A well fed Lace monitor

Once our hens begin to hatch their eggs around Ostara (spring equinox) the goannas begin to visit; stalking up and down the fences looking for a way in to the newborn chicks. At times it seems that we are under attack from them as it isn't uncommon for two or three goannas to be trying to get in at the same time.
The lace monitor is territorial and the same three individuals come back to our yard year after year. There is the big male (goannas have an internal penis which extends out of their cloaca when they pee, which they do by lifting one leg slightly off the ground, like a dog. Which is how I know he is a male) he has a shortened tail due to some long ago accident. There is a big female (I think) who has smaller than usual pattern bands and a young female. We have not named any of them as names have not occurred to us yet.

Stag; the ram guarding a treed goanna.
When a goanna approaches the yard fence our galahs (two car accident victims who can't fly) give a screech or two, which starts the chooks off cackling, triggering our three dogs protective instincts and causing much barking. If the sheep are close to the house they join the chorus as well. As you can imagine, this din makes it impossible to continue studying, so I go out and release our goanna dog; Spot.
This is Spot; our goanna dog
Spot is 15 years old and since he was a puppy his job has been to escort goannas away from the chook pen. He does this by running towards them growling profanities until they turn tail and run for the nearest tree. He occasionally catches up to them before they get to the tree, but he doesn't bite them, he just bumps them with a closed mouth (to keep the panic level up), we didn't train him to do this, but we're glad he doesn't do any lasting damage. Once the goanna is climbing it's chosen tree, Spot sits at the base for an hour or so then comes back to the house for a pat, leaving a relieved goanna to cautiously climb down and sneak away. Stag, the ram will take over guarding a treed goanna for Spot as he prefers to be king of his paddock.
On the lookout for dogs and rams.

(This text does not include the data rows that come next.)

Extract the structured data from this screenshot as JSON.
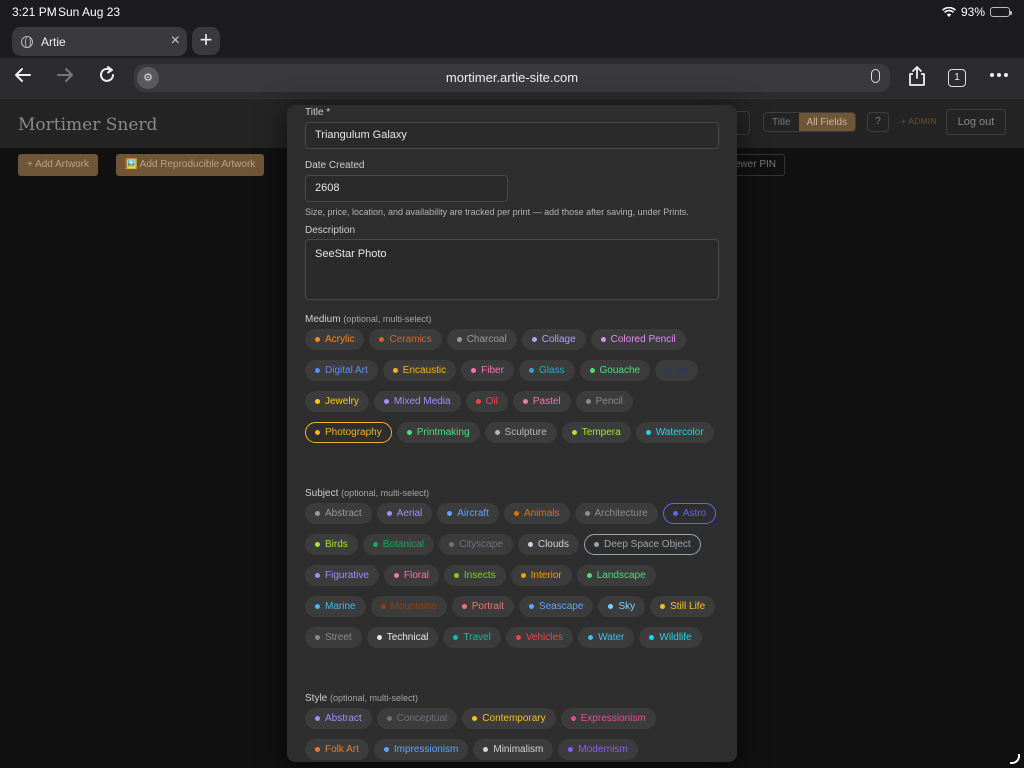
{
  "status": {
    "time": "3:21 PM",
    "date": "Sun Aug 23",
    "battery": "93%"
  },
  "browser": {
    "tab_title": "Artie",
    "url": "mortimer.artie-site.com",
    "tab_count": "1"
  },
  "app": {
    "brand": "Mortimer Snerd",
    "search_mode": [
      "Title",
      "All Fields"
    ],
    "help_label": "?",
    "admin_label": "+ ADMIN",
    "logout_label": "Log out",
    "add_artwork": "+ Add Artwork",
    "add_reproducible": "🖼️ Add Reproducible Artwork",
    "viewer_pin": "ewer PIN"
  },
  "form": {
    "title_label": "Title *",
    "title_value": "Triangulum Galaxy",
    "date_label": "Date Created",
    "date_value": "2608",
    "hint": "Size, price, location, and availability are tracked per print — add those after saving, under Prints.",
    "description_label": "Description",
    "description_value": "SeeStar Photo",
    "optional_text": "(optional, multi-select)",
    "medium_label": "Medium",
    "subject_label": "Subject",
    "style_label": "Style"
  },
  "medium_chips": [
    {
      "label": "Acrylic",
      "color": "#f08a24"
    },
    {
      "label": "Ceramics",
      "color": "#d9622b"
    },
    {
      "label": "Charcoal",
      "color": "#9a9a9a"
    },
    {
      "label": "Collage",
      "color": "#b39dfb"
    },
    {
      "label": "Colored Pencil",
      "color": "#e38cf5"
    },
    {
      "label": "Digital Art",
      "color": "#5b8ef5"
    },
    {
      "label": "Encaustic",
      "color": "#f5b027"
    },
    {
      "label": "Fiber",
      "color": "#f472b6"
    },
    {
      "label": "Glass",
      "color": "#29a8cc"
    },
    {
      "label": "Gouache",
      "color": "#4ade80"
    },
    {
      "label": "Ink",
      "color": "#2d3a5a"
    },
    {
      "label": "Jewelry",
      "color": "#facc15"
    },
    {
      "label": "Mixed Media",
      "color": "#a78bfa"
    },
    {
      "label": "Oil",
      "color": "#ef4444"
    },
    {
      "label": "Pastel",
      "color": "#f472b6"
    },
    {
      "label": "Pencil",
      "color": "#8a8a8a"
    },
    {
      "label": "Photography",
      "color": "#f5b027",
      "selected": true
    },
    {
      "label": "Printmaking",
      "color": "#4ade80"
    },
    {
      "label": "Sculpture",
      "color": "#b5b5b5"
    },
    {
      "label": "Tempera",
      "color": "#a3e635"
    },
    {
      "label": "Watercolor",
      "color": "#22d3ee"
    }
  ],
  "subject_chips": [
    {
      "label": "Abstract",
      "color": "#9a9a9a"
    },
    {
      "label": "Aerial",
      "color": "#a78bfa"
    },
    {
      "label": "Aircraft",
      "color": "#60a5fa"
    },
    {
      "label": "Animals",
      "color": "#d97706"
    },
    {
      "label": "Architecture",
      "color": "#8f8f8f"
    },
    {
      "label": "Astro",
      "color": "#6366f1",
      "selected": true
    },
    {
      "label": "Birds",
      "color": "#a3e635"
    },
    {
      "label": "Botanical",
      "color": "#22a35a"
    },
    {
      "label": "Cityscape",
      "color": "#6b7280"
    },
    {
      "label": "Clouds",
      "color": "#cbd5e1"
    },
    {
      "label": "Deep Space Object",
      "color": "#9ca3af",
      "selected": true
    },
    {
      "label": "Figurative",
      "color": "#a78bfa"
    },
    {
      "label": "Floral",
      "color": "#f472b6"
    },
    {
      "label": "Insects",
      "color": "#84cc16"
    },
    {
      "label": "Interior",
      "color": "#f59e0b"
    },
    {
      "label": "Landscape",
      "color": "#4ade80"
    },
    {
      "label": "Marine",
      "color": "#38bdf8"
    },
    {
      "label": "Mountains",
      "color": "#92400e"
    },
    {
      "label": "Portrait",
      "color": "#f87171"
    },
    {
      "label": "Seascape",
      "color": "#60a5fa"
    },
    {
      "label": "Sky",
      "color": "#7dd3fc"
    },
    {
      "label": "Still Life",
      "color": "#fbbf24"
    },
    {
      "label": "Street",
      "color": "#8a8a8a"
    },
    {
      "label": "Technical",
      "color": "#e5e7eb"
    },
    {
      "label": "Travel",
      "color": "#14b8a6"
    },
    {
      "label": "Vehicles",
      "color": "#ef4444"
    },
    {
      "label": "Water",
      "color": "#38bdf8"
    },
    {
      "label": "Wildlife",
      "color": "#22d3ee"
    }
  ],
  "style_chips": [
    {
      "label": "Abstract",
      "color": "#a78bfa"
    },
    {
      "label": "Conceptual",
      "color": "#6b7280"
    },
    {
      "label": "Contemporary",
      "color": "#fbbf24"
    },
    {
      "label": "Expressionism",
      "color": "#ec4899"
    },
    {
      "label": "Folk Art",
      "color": "#ea7a2b"
    },
    {
      "label": "Impressionism",
      "color": "#60a5fa"
    },
    {
      "label": "Minimalism",
      "color": "#d1d5db"
    },
    {
      "label": "Modernism",
      "color": "#8b5cf6"
    }
  ]
}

A lot of people kill goannas on the grounds that they eat the eggs and chickens if they can, to which I usually reply "So do we". We don't resent them, and I refuse to kill an animal simply for trying to survive. We lose most of our guinea fowl eggs and all the duck eggs to the goannas, even the occasional chick which strays through the fence, but that is the way of nature. I shed a tear for the mums who lose nests and babies and we move on.
How do you react to goannas?

Tuesday, 2 December 2014

Local insects and animals - Joseph's coat moth

We had a visitor to the laundry this week; a beautiful Joseph's coat moth. The flash of fluttering colour caught my eye as I was getting ready to have a shower and I saw that it was a very pretty moth. After taking a few photos, I let her (or him) go outside. Apparently these pretty little moths only lay eggs on plants from the grape family, so I hope he or she finds some.
I love to see these colourful insects around the humpy, not only do they lend an air of festivity to the place, they also assure me that the ecosystem is still essentially healthy as biodiversity = stability.

Have you seen the Joseph's coat moth at your place?